So if you have made it this far you are probably wondering what the big deal is on rescue PFDs… and probably thinking that IF you don’t feel confident being the rescuer that they are not for you… BUT
Rescue PFD’s are inherently superior Jackets than your standard Type 3 PFD and here is why.
- Structurally they are built stronger than other jackets. The shoulder straps are not just bar tacked onto the top of the front of the jacket like in standard type 3 jackets (see photo) The shoulder straps are reinforced with webbing over the shoulders and down the back and front of the jacket often times in a “V” pattern. This is a safety feature that you should consider when buying a jacket because it adds strength to the valuable shoulder strap. Rescues often involve pulling on your lifejacket whether it is into a Raft or out of a Pin so extra reinforcement is great.
- Rescue Jackets have Quick Release Rescue Belts!

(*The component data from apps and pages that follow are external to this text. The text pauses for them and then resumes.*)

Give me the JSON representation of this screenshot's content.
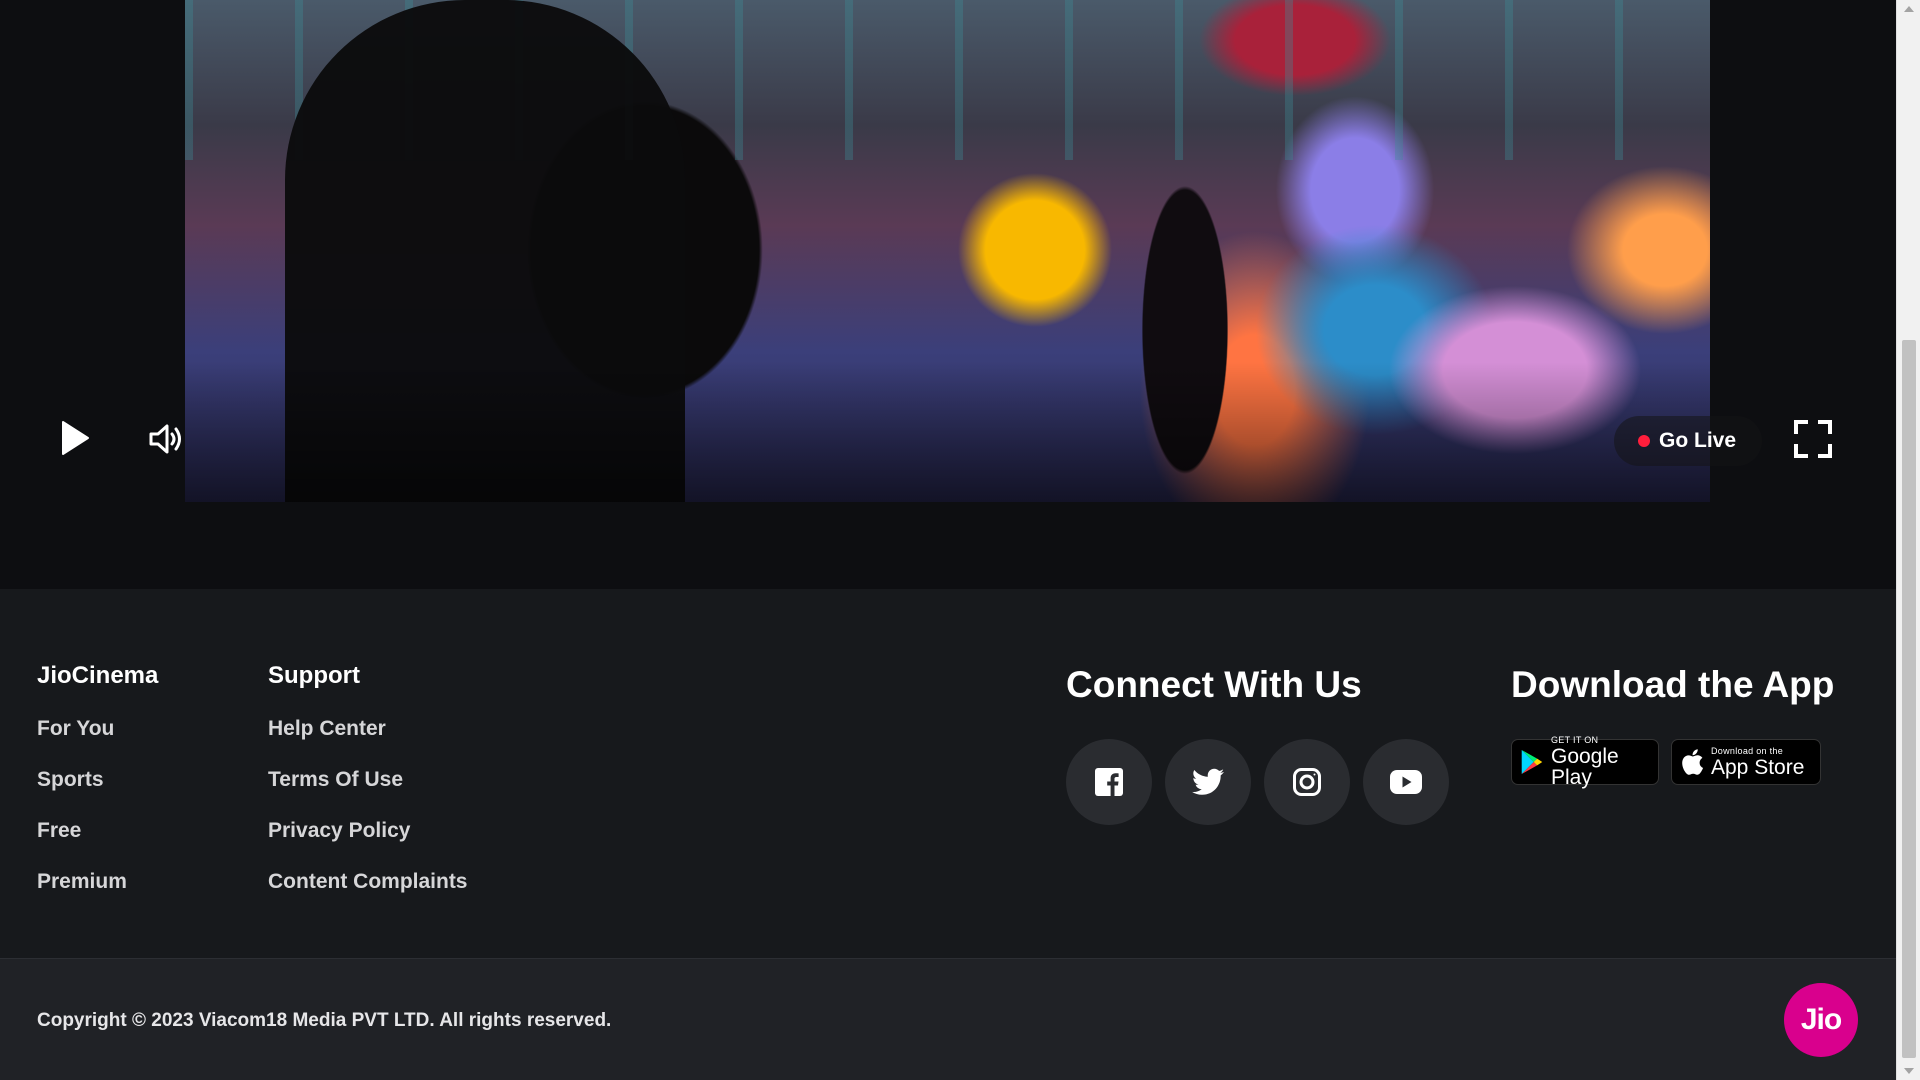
{
  "player": {
    "go_live_label": "Go Live",
    "play_icon": "play-icon",
    "volume_icon": "volume-icon",
    "fullscreen_icon": "fullscreen-icon",
    "live_dot_color": "#ff1e3c"
  },
  "footer": {
    "jiocinema": {
      "heading": "JioCinema",
      "links": [
        "For You",
        "Sports",
        "Free",
        "Premium"
      ]
    },
    "support": {
      "heading": "Support",
      "links": [
        "Help Center",
        "Terms Of Use",
        "Privacy Policy",
        "Content Complaints"
      ]
    },
    "connect": {
      "heading": "Connect With Us",
      "icons": [
        "facebook-icon",
        "twitter-icon",
        "instagram-icon",
        "youtube-icon"
      ]
    },
    "download": {
      "heading": "Download the App",
      "google_play": {
        "small": "GET IT ON",
        "big": "Google Play"
      },
      "app_store": {
        "small": "Download on the",
        "big": "App Store"
      }
    }
  },
  "bottom": {
    "copyright": "Copyright © 2023 Viacom18 Media PVT LTD. All rights reserved.",
    "logo_text": "Jio",
    "logo_color": "#d9008d"
  }
}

This is a belt that is attached on one side of your jacket, either by stitching or threaded through itself. The belt then runs the girth of the jacket through loops, the loose end slides through a Quick release buckle on the front of the jacket with a ball pull to activate the release mechanism of the buckle. A ring or locking carabiner can be added to the back of the jacket through the belt and can be used as an attachment point for a tow tether or rope. The belt offers a quick release for this ring or carabiner, in that if the belt mechanism is released, the ring or carabiner will slide off the loose end of the belt. This allows a rescuer or rescuee to be connected to a rope on their belt and be able to release from it if need be. Below are some examples of how it works NOTE training is a MUST for rescue jackets as the release mechanism is not fail-safe so some technique is needed to deal with release issues.
Here are some of the many ways the rescue belt can be used.

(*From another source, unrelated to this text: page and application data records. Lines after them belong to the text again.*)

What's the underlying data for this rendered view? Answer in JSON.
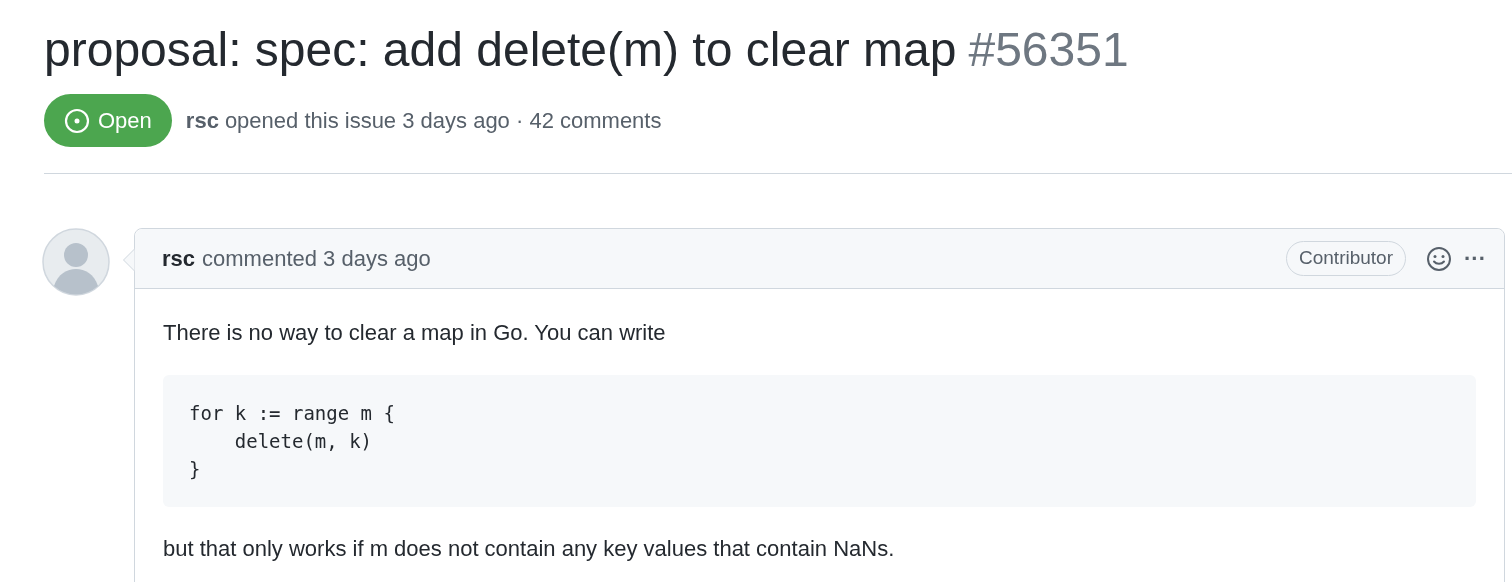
{
  "issue": {
    "title": "proposal: spec: add delete(m) to clear map",
    "number": "#56351",
    "state": {
      "kind": "open",
      "label": "Open"
    },
    "author": "rsc",
    "meta": "opened this issue 3 days ago · 42 comments"
  },
  "comment": {
    "author": "rsc",
    "meta": "commented 3 days ago",
    "role": "Contributor",
    "more": "···",
    "body": [
      {
        "kind": "text",
        "text": "There is no way to clear a map in Go. You can write"
      },
      {
        "kind": "code",
        "lines": [
          "for k := range m {",
          "    delete(m, k)",
          "}"
        ]
      },
      {
        "kind": "text",
        "text": "but that only works if m does not contain any key values that contain NaNs."
      }
    ]
  }
}
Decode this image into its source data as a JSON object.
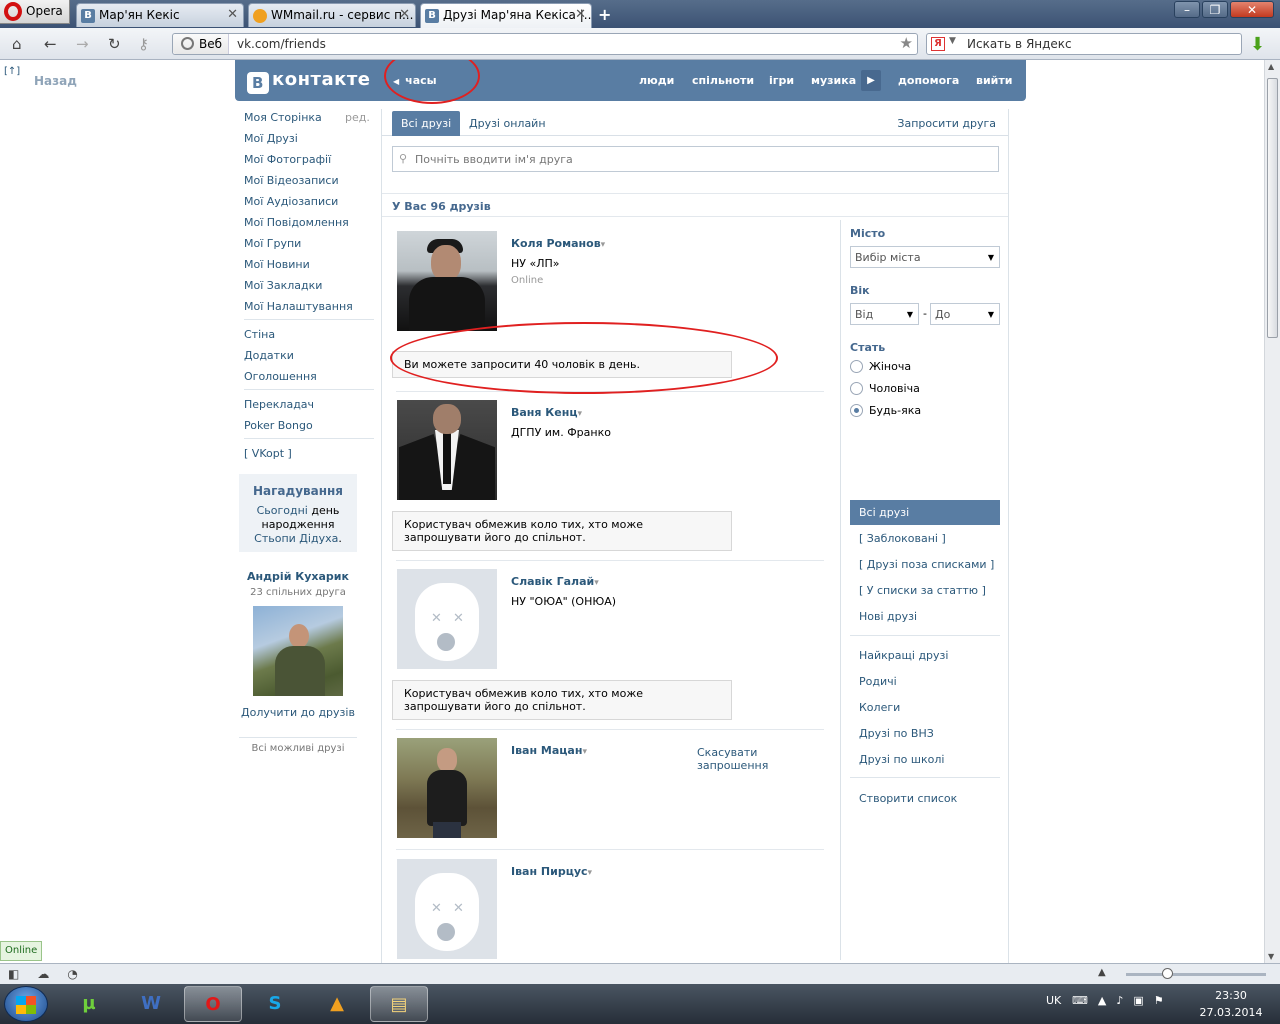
{
  "browser": {
    "menu_label": "Opera",
    "tabs": [
      {
        "title": "Мар'ян Кекіс",
        "icon": "vk-icon"
      },
      {
        "title": "WMmail.ru - сервис п...",
        "icon": "wmmail-icon"
      },
      {
        "title": "Друзі Мар'яна Кекіса |...",
        "icon": "vk-icon",
        "active": true
      }
    ],
    "web_label": "Веб",
    "url": "vk.com/friends",
    "search_placeholder": "Искать в Яндекс",
    "status_online": "Online"
  },
  "page": {
    "back_label": "Назад",
    "back_marker": "[↑]",
    "logo_letter": "В",
    "logo_text": "контакте",
    "clock_label": "часы",
    "nav": [
      "люди",
      "спільноти",
      "ігри",
      "музика",
      "допомога",
      "вийти"
    ]
  },
  "left_menu": {
    "edit_label": "ред.",
    "group1": [
      "Моя Сторінка",
      "Мої Друзі",
      "Мої Фотографії",
      "Мої Відеозаписи",
      "Мої Аудіозаписи",
      "Мої Повідомлення",
      "Мої Групи",
      "Мої Новини",
      "Мої Закладки",
      "Мої Налаштування"
    ],
    "group2": [
      "Стіна",
      "Додатки",
      "Оголошення"
    ],
    "group3": [
      "Перекладач",
      "Poker Bongo"
    ],
    "group4": [
      "[ VKopt ]"
    ]
  },
  "reminder": {
    "title": "Нагадування",
    "today": "Сьогодні",
    "text_mid": " день народження ",
    "person": "Стьопи Дідуха",
    "end": "."
  },
  "suggestion": {
    "name": "Андрій Кухарик",
    "common": "23 спільних друга",
    "add_label": "Долучити до друзів",
    "all_label": "Всі можливі друзі"
  },
  "friends_tabs": {
    "all": "Всі друзі",
    "online": "Друзі онлайн",
    "invite": "Запросити друга"
  },
  "search_placeholder": "Почніть вводити ім'я друга",
  "friends_count_label": "У Вас 96 друзів",
  "friends": [
    {
      "name": "Коля Романов",
      "dropdown": "▾",
      "university": "НУ «ЛП»",
      "status": "Online",
      "message": "Ви можете запросити 40 чоловік в день."
    },
    {
      "name": "Ваня Кенц",
      "dropdown": "▾",
      "university": "ДГПУ им. Франко",
      "message": "Користувач обмежив коло тих, хто може запрошувати його до спільнот."
    },
    {
      "name": "Славік Галай",
      "dropdown": "▾",
      "university": "НУ \"ОЮА\" (ОНЮА)",
      "message": "Користувач обмежив коло тих, хто може запрошувати його до спільнот."
    },
    {
      "name": "Іван Мацан",
      "dropdown": "▾",
      "action": "Скасувати запрошення"
    },
    {
      "name": "Іван Пирцус",
      "dropdown": "▾"
    }
  ],
  "filters": {
    "city_label": "Місто",
    "city_value": "Вибір міста",
    "age_label": "Вік",
    "age_from": "Від",
    "age_dash": "-",
    "age_to": "До",
    "sex_label": "Стать",
    "sex_options": [
      "Жіноча",
      "Чоловіча",
      "Будь-яка"
    ],
    "sex_selected_index": 2,
    "lists1": [
      "Всі друзі",
      "[ Заблоковані ]",
      "[ Друзі поза списками ]",
      "[ У списки за статтю ]",
      "Нові друзі"
    ],
    "lists2": [
      "Найкращі друзі",
      "Родичі",
      "Колеги",
      "Друзі по ВНЗ",
      "Друзі по школі"
    ],
    "create_list": "Створити список"
  },
  "tray": {
    "lang": "UK",
    "time": "23:30",
    "date": "27.03.2014"
  },
  "colors": {
    "vk_blue": "#597da3",
    "link": "#2b587a",
    "annotation_red": "#e02020"
  }
}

- The belt on the rescue jacket can be used to send a rescue swimmer out to retrieve a person or piece of gear from another part of the river and keep them on tow in order to keep them from washing downstream. In extreme situations, a rescuer can jump right into a rapid to grab a person or gear and be reeled back to safety Also known as “live bait”
- The belt can offer a quick release attachment point for a rope to be ferried across a river by a kayaker.

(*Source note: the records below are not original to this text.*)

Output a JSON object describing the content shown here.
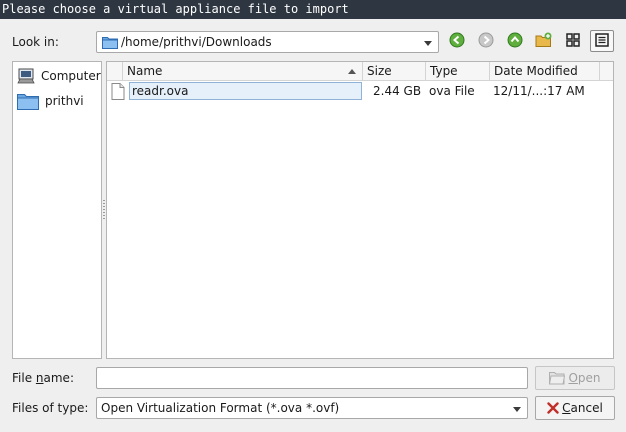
{
  "window": {
    "title": "Please choose a virtual appliance file to import"
  },
  "look_in": {
    "label_pre": "Look in:",
    "path": "/home/prithvi/Downloads"
  },
  "toolbar": {
    "icons": [
      "back-arrow-icon",
      "forward-arrow-icon",
      "up-arrow-icon",
      "new-folder-icon",
      "list-view-icon",
      "detail-view-icon"
    ],
    "accent_green": "#3a8a2a"
  },
  "places": [
    {
      "name": "Computer",
      "icon": "computer-icon"
    },
    {
      "name": "prithvi",
      "icon": "folder-icon"
    }
  ],
  "file_list": {
    "columns": [
      "Name",
      "Size",
      "Type",
      "Date Modified"
    ],
    "sort_column": "Name",
    "rows": [
      {
        "name": "readr.ova",
        "size": "2.44 GB",
        "type": "ova File",
        "date": "12/11/...:17 AM",
        "icon": "file-icon"
      }
    ]
  },
  "file_name": {
    "label_pre": "File ",
    "label_ul": "n",
    "label_post": "ame:",
    "value": ""
  },
  "file_type": {
    "label": "Files of type:",
    "value": "Open Virtualization Format (*.ova *.ovf)"
  },
  "buttons": {
    "open_ul": "O",
    "open_rest": "pen",
    "cancel_ul": "C",
    "cancel_rest": "ancel"
  }
}
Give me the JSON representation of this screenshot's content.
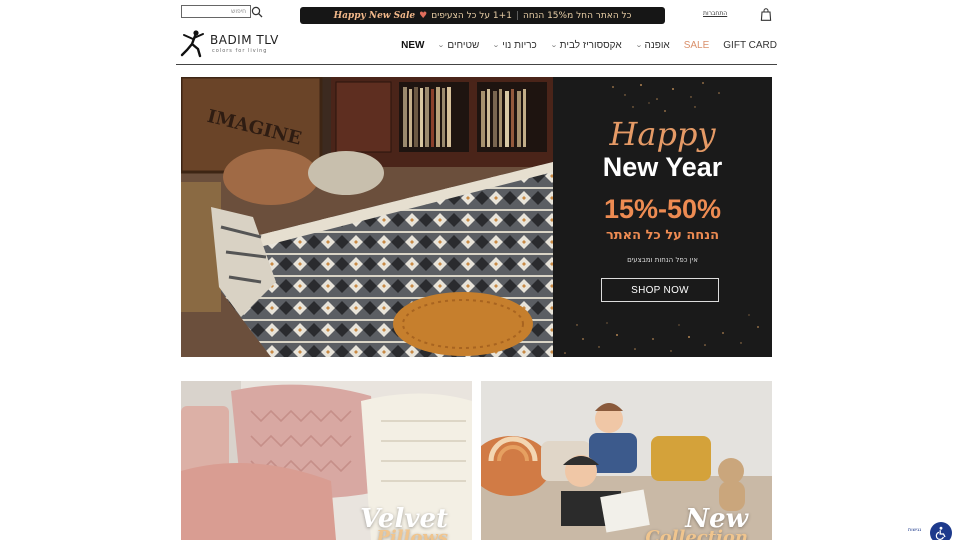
{
  "header": {
    "search_placeholder": "חיפוש",
    "promo": {
      "brand": "Happy New Sale",
      "text_main": "כל האתר החל מ15% הנחה",
      "text_extra": "1+1 על כל הצעיפים"
    },
    "account_label": "התחברות",
    "logo": {
      "name": "BADIM TLV",
      "tagline": "colors for living"
    }
  },
  "nav": {
    "items": [
      {
        "label": "NEW",
        "style": "new"
      },
      {
        "label": "שטיחים",
        "dropdown": true
      },
      {
        "label": "כריות נוי",
        "dropdown": true
      },
      {
        "label": "אקססוריז לבית",
        "dropdown": true
      },
      {
        "label": "אופנה",
        "dropdown": true
      },
      {
        "label": "SALE",
        "style": "sale"
      },
      {
        "label": "GIFT CARD"
      }
    ]
  },
  "hero": {
    "image_text": "IMAGINE",
    "happy": "Happy",
    "new_year": "New Year",
    "percent": "15%-50%",
    "subtitle": "הנחה על כל האתר",
    "small": "אין כפל הנחות ומבצעים",
    "button": "SHOP NOW",
    "colors": {
      "accent": "#ed8b52",
      "panel": "#1a1a1a"
    }
  },
  "tiles": [
    {
      "line1": "Velvet",
      "line2": "Pillows"
    },
    {
      "line1": "New",
      "line2": "Collection"
    }
  ],
  "accessibility": {
    "label": "נגישות"
  }
}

- The belt used in conjunction with a tow tether can be used to tow gear or a person behind a whitewater kayak for short calmer distances. Generally, when towing people it is in a
- The belt, when used in conjunction with a tow tether, can give an entrapped person an option to expedite rescues where a rope is placed across the river to help support them. Often this is done with folks with body or foot entrapments or in kayak pins. If the entrapped person is able to clip into this rope on their own they not only create a bit of a safety net for themselves, in that if they are released from the entrapment they won’t float away… but also it gives the rescue team a point of attachment to haul on often expediting the rescue.